26-Oct-2003, 17:51
Alot depends on how you see the world and want to picture it. When I used to shoot a lot of 35mm and medium format I usually opted for wider angle than "normal". The more I shoot large format and wind up cropping the images to get to the essence of the picture, I tend to shoot initially with a longer lens than normal.The most common problem I see in the APUG critique gallery are images that should be cropped. It's as if the photographer thinks that if the picture is some place in the frame, the viewer will forget about the extraneous elements...

Mike Johnston
27-Oct-2003, 13:02
Dear Lord, Walter, I've never owned 15 lenses at once in my entire LIFE. <g>

I've gotten some very mixed feedback to yesterday's column. One guy thought it was arrogant and conceited (?) of me to assume that my audience would have any interest in LF; another guy said he was totally into Canon digital but thought LF would be the perfect complement to it. I actually got a pair of "elemental" replies--one saying I "sucked," the other saying I "rocked." Ya love it when it comes down to the single-word judgments.

I've been assigned to write a review of an Ebony for _B&WP_, so I've been thinking more about LF again recently.

Also, thanks to all for the various kind words about my little almost-weekly column--although I don't get paid for writing it, I can't seem to bring myself to stop writing it, either. You know what they say: oh well!

--Mike

Paul Kierstead
27-Oct-2003, 14:01
Funny, I am a Canon digital user just taking the leap into LF (but not the writer). The article seemed quite relevent to me, even though a week too late and I probably wouldn't have listened anyway :) I got an 80 and a 210 and will fill the gap sometime later. The 80 is really wide, I know, but the woods of Ontario have very little working room.

Yesterday I went to an exhibit at the National Gallery of Canada where they have a Group of Seven exhibit. They had several prints from 1887-1889, originals. A couple of them were stunning. Some were a little faded but at least a couple had tonality intact. These were maybe 11x14 or so? Anyway, they used incredibly primitive equipment, lenses which would go for $50 (outside of their collector value) and god knows what. Yet they exceeded -- in artistic value -- much of what is produced today. Sure they probably wouldn't blow up to 40x60 (like the recent, also stunning Burtenski exhibit I went to) but I would have been very happy to say I took it.

It is easy to get caught up in technical issues and forget many of the masters struggled with equipment that would be considered junk by many modern users.

Paul Kierstead
27-Oct-2003, 14:12
Doh! That is BURTYNSKY. My mistake. Anyway, stunning LF work (4x5 user, I believe). I seen the Manufactured Landscapes exhibit, but I digress....the point was, lens quality does not ultimately determine the value of your work (unless you are doing copy work, I suppose)

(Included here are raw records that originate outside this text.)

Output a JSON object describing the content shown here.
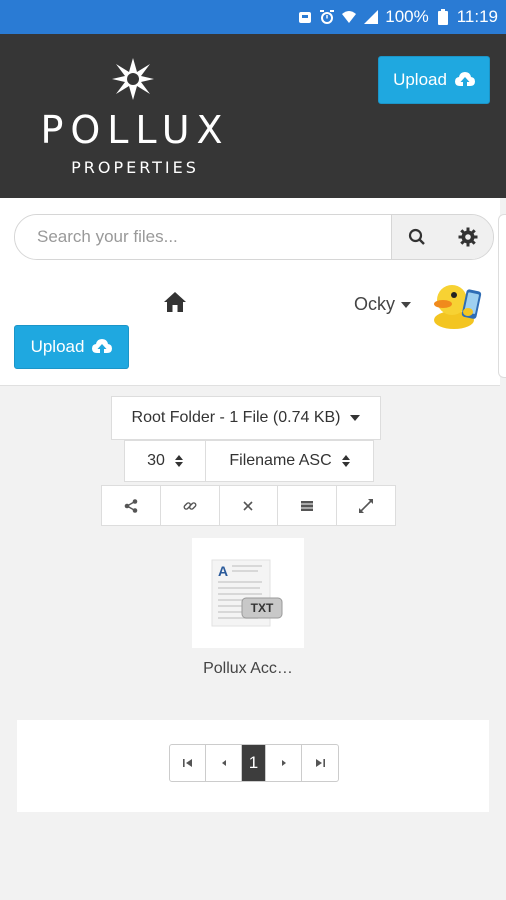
{
  "status_bar": {
    "battery": "100%",
    "time": "11:19"
  },
  "header": {
    "logo_name": "POLLUX",
    "logo_sub": "PROPERTIES",
    "upload_label": "Upload"
  },
  "toolbar": {
    "search_placeholder": "Search your files...",
    "user_name": "Ocky",
    "upload_label": "Upload"
  },
  "controls": {
    "folder_label": "Root Folder - 1 File (0.74 KB)",
    "per_page": "30",
    "sort": "Filename ASC"
  },
  "files": [
    {
      "name": "Pollux Acc…",
      "type": "TXT"
    }
  ],
  "pagination": {
    "current": "1"
  },
  "colors": {
    "header": "#363636",
    "accent": "#1fa8e0",
    "status_bar": "#2a7bd4"
  }
}
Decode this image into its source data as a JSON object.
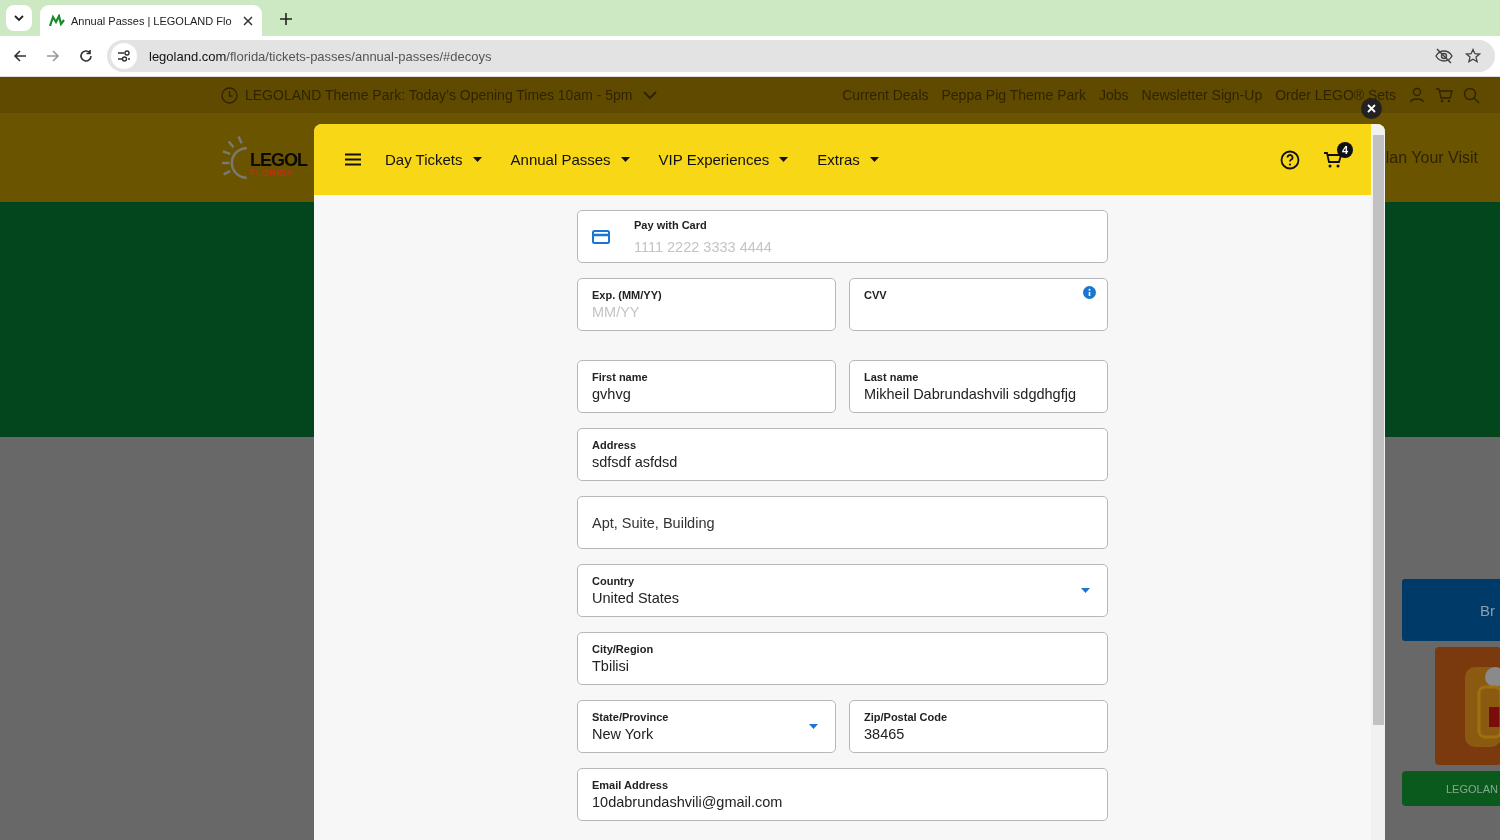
{
  "browser": {
    "tab_title": "Annual Passes | LEGOLAND Flo",
    "url_host": "legoland.com",
    "url_path": "/florida/tickets-passes/annual-passes/#decoys"
  },
  "site": {
    "notice": "LEGOLAND Theme Park: Today’s Opening Times 10am - 5pm",
    "top_links": [
      "Current Deals",
      "Peppa Pig Theme Park",
      "Jobs",
      "Newsletter Sign-Up",
      "Order LEGO® Sets"
    ],
    "logo": {
      "name": "LEGOL",
      "sub": "FLORIDA"
    },
    "header_link": "lan Your Visit",
    "banner": "Br",
    "card_button": "LEGOLAN"
  },
  "modal": {
    "nav": [
      {
        "label": "Day Tickets"
      },
      {
        "label": "Annual Passes"
      },
      {
        "label": "VIP Experiences"
      },
      {
        "label": "Extras"
      }
    ],
    "cart_count": "4",
    "rows": [
      [
        {
          "kind": "card",
          "label": "Pay with Card",
          "placeholder": "1111 2222 3333 4444"
        }
      ],
      [
        {
          "kind": "text",
          "label": "Exp. (MM/YY)",
          "placeholder": "MM/YY"
        },
        {
          "kind": "text",
          "label": "CVV",
          "info": true
        }
      ],
      [
        {
          "kind": "text",
          "label": "First name",
          "value": "gvhvg"
        },
        {
          "kind": "text",
          "label": "Last name",
          "value": "Mikheil Dabrundashvili sdgdhgfjg"
        }
      ],
      [
        {
          "kind": "text",
          "label": "Address",
          "value": "sdfsdf asfdsd"
        }
      ],
      [
        {
          "kind": "text",
          "placeholder": "Apt, Suite, Building"
        }
      ],
      [
        {
          "kind": "select",
          "label": "Country",
          "value": "United States"
        }
      ],
      [
        {
          "kind": "text",
          "label": "City/Region",
          "value": "Tbilisi"
        }
      ],
      [
        {
          "kind": "select",
          "label": "State/Province",
          "value": "New York"
        },
        {
          "kind": "text",
          "label": "Zip/Postal Code",
          "value": "38465"
        }
      ],
      [
        {
          "kind": "text",
          "label": "Email Address",
          "value": "10dabrundashvili@gmail.com"
        }
      ]
    ]
  }
}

John Kasaian
27-Oct-2003, 17:09
I just read the article and I certainly agree with starting out with one lens. As for the length of the lens, the article provides a nice jumping off point. Certainly a moderate wide is a useful lens, but that depends on how a photographer "sees." I think one of the biggest problems in starting out with large format is the concept of previsualization. A normal lens, slightly wider or longer that comes close to duplicating the normal field of vision is a good place to start, adding another horse to the stable only when a need presents itself to go wider or longer. As for using older lenses, I'm in complete agreement. My money is better spent on film, chemicals and paper. When I can produce a print that rivals the Masters who hung the likes of WF Ektars and Dagors out in front, then maybe I'll look into what the 21st Century Lensmakers have to sell. I'd say it is a good primer on lens selection.

Walter Glover
29-Oct-2003, 13:15
I'd like to express my delight that Mike saw fit to add his comment here.